▸ **Activity**
Copy every line below exactly.

▸ **Collected data entries**
▽

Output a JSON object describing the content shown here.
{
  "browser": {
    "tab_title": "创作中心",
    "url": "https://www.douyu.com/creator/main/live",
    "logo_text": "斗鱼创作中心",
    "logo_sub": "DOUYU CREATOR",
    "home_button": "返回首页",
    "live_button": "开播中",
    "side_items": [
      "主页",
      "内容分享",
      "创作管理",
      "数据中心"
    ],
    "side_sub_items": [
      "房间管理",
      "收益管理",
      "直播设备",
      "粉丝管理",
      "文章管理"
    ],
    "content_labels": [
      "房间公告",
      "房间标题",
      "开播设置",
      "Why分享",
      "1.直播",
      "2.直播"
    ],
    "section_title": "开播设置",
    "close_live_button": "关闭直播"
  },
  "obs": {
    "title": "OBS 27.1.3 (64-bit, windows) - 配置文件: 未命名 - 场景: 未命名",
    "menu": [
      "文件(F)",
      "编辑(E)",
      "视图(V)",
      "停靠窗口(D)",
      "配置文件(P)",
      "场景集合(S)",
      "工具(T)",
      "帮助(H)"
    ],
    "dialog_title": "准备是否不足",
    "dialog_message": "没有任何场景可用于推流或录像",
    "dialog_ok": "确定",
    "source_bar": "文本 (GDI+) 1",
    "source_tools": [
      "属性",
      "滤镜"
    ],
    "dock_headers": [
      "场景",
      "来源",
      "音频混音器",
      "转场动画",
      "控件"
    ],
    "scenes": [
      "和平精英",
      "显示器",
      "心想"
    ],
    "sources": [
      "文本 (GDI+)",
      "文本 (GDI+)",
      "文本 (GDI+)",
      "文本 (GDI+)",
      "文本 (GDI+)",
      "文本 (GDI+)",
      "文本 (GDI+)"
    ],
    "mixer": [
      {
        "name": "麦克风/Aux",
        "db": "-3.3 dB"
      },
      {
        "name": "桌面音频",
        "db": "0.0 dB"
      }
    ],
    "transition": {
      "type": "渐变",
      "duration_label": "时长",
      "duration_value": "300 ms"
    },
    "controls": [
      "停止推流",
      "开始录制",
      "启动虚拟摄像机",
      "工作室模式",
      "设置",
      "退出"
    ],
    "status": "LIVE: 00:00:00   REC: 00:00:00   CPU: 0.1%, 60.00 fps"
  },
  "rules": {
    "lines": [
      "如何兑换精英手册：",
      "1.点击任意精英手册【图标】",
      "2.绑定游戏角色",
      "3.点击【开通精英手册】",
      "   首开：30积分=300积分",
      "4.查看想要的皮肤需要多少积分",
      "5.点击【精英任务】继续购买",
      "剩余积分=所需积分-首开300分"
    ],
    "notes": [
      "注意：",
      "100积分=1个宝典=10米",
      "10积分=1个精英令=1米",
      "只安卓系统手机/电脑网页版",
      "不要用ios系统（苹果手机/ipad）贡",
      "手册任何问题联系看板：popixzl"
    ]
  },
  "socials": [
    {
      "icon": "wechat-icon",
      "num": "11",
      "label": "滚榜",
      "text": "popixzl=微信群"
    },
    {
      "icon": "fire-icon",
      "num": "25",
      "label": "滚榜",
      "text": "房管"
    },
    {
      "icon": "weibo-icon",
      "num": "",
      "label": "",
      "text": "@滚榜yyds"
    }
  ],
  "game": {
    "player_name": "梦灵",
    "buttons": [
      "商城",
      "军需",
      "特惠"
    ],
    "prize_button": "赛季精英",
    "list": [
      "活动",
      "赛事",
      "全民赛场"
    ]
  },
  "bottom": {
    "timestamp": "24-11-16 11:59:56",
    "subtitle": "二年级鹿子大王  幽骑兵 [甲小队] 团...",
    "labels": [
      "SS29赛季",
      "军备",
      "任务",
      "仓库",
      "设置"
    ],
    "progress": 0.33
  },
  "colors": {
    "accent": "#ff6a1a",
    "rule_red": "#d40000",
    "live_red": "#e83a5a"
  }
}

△

▸ **Answer to this exercise**
Output a JSON object describing the content shown here.
{
  "browser": {
    "tab_title": "创作中心",
    "url": "https://www.douyu.com/creator/main/live",
    "logo_text": "斗鱼创作中心",
    "logo_sub": "DOUYU CREATOR",
    "home_button": "返回首页",
    "live_button": "开播中",
    "side_items": [
      "主页",
      "内容分享",
      "创作管理",
      "数据中心"
    ],
    "side_sub_items": [
      "房间管理",
      "收益管理",
      "直播设备",
      "粉丝管理",
      "文章管理"
    ],
    "content_labels": [
      "房间公告",
      "房间标题",
      "开播设置",
      "Why分享",
      "1.直播",
      "2.直播"
    ],
    "section_title": "开播设置",
    "close_live_button": "关闭直播"
  },
  "obs": {
    "title": "OBS 27.1.3 (64-bit, windows) - 配置文件: 未命名 - 场景: 未命名",
    "menu": [
      "文件(F)",
      "编辑(E)",
      "视图(V)",
      "停靠窗口(D)",
      "配置文件(P)",
      "场景集合(S)",
      "工具(T)",
      "帮助(H)"
    ],
    "dialog_title": "准备是否不足",
    "dialog_message": "没有任何场景可用于推流或录像",
    "dialog_ok": "确定",
    "source_bar": "文本 (GDI+) 1",
    "source_tools": [
      "属性",
      "滤镜"
    ],
    "dock_headers": [
      "场景",
      "来源",
      "音频混音器",
      "转场动画",
      "控件"
    ],
    "scenes": [
      "和平精英",
      "显示器",
      "心想"
    ],
    "sources": [
      "文本 (GDI+)",
      "文本 (GDI+)",
      "文本 (GDI+)",
      "文本 (GDI+)",
      "文本 (GDI+)",
      "文本 (GDI+)",
      "文本 (GDI+)"
    ],
    "mixer": [
      {
        "name": "麦克风/Aux",
        "db": "-3.3 dB"
      },
      {
        "name": "桌面音频",
        "db": "0.0 dB"
      }
    ],
    "transition": {
      "type": "渐变",
      "duration_label": "时长",
      "duration_value": "300 ms"
    },
    "controls": [
      "停止推流",
      "开始录制",
      "启动虚拟摄像机",
      "工作室模式",
      "设置",
      "退出"
    ],
    "status": "LIVE: 00:00:00   REC: 00:00:00   CPU: 0.1%, 60.00 fps"
  },
  "rules": {
    "lines": [
      "如何兑换精英手册：",
      "1.点击任意精英手册【图标】",
      "2.绑定游戏角色",
      "3.点击【开通精英手册】",
      "   首开：30积分=300积分",
      "4.查看想要的皮肤需要多少积分",
      "5.点击【精英任务】继续购买",
      "剩余积分=所需积分-首开300分"
    ],
    "notes": [
      "注意：",
      "100积分=1个宝典=10米",
      "10积分=1个精英令=1米",
      "只安卓系统手机/电脑网页版",
      "不要用ios系统（苹果手机/ipad）贡",
      "手册任何问题联系看板：popixzl"
    ]
  },
  "socials": [
    {
      "icon": "wechat-icon",
      "num": "11",
      "label": "滚榜",
      "text": "popixzl=微信群"
    },
    {
      "icon": "fire-icon",
      "num": "25",
      "label": "滚榜",
      "text": "房管"
    },
    {
      "icon": "weibo-icon",
      "num": "",
      "label": "",
      "text": "@滚榜yyds"
    }
  ],
  "game": {
    "player_name": "梦灵",
    "buttons": [
      "商城",
      "军需",
      "特惠"
    ],
    "prize_button": "赛季精英",
    "list": [
      "活动",
      "赛事",
      "全民赛场"
    ]
  },
  "bottom": {
    "timestamp": "24-11-16 11:59:56",
    "subtitle": "二年级鹿子大王  幽骑兵 [甲小队] 团...",
    "labels": [
      "SS29赛季",
      "军备",
      "任务",
      "仓库",
      "设置"
    ],
    "progress": 0.33
  },
  "colors": {
    "accent": "#ff6a1a",
    "rule_red": "#d40000",
    "live_red": "#e83a5a"
  }
}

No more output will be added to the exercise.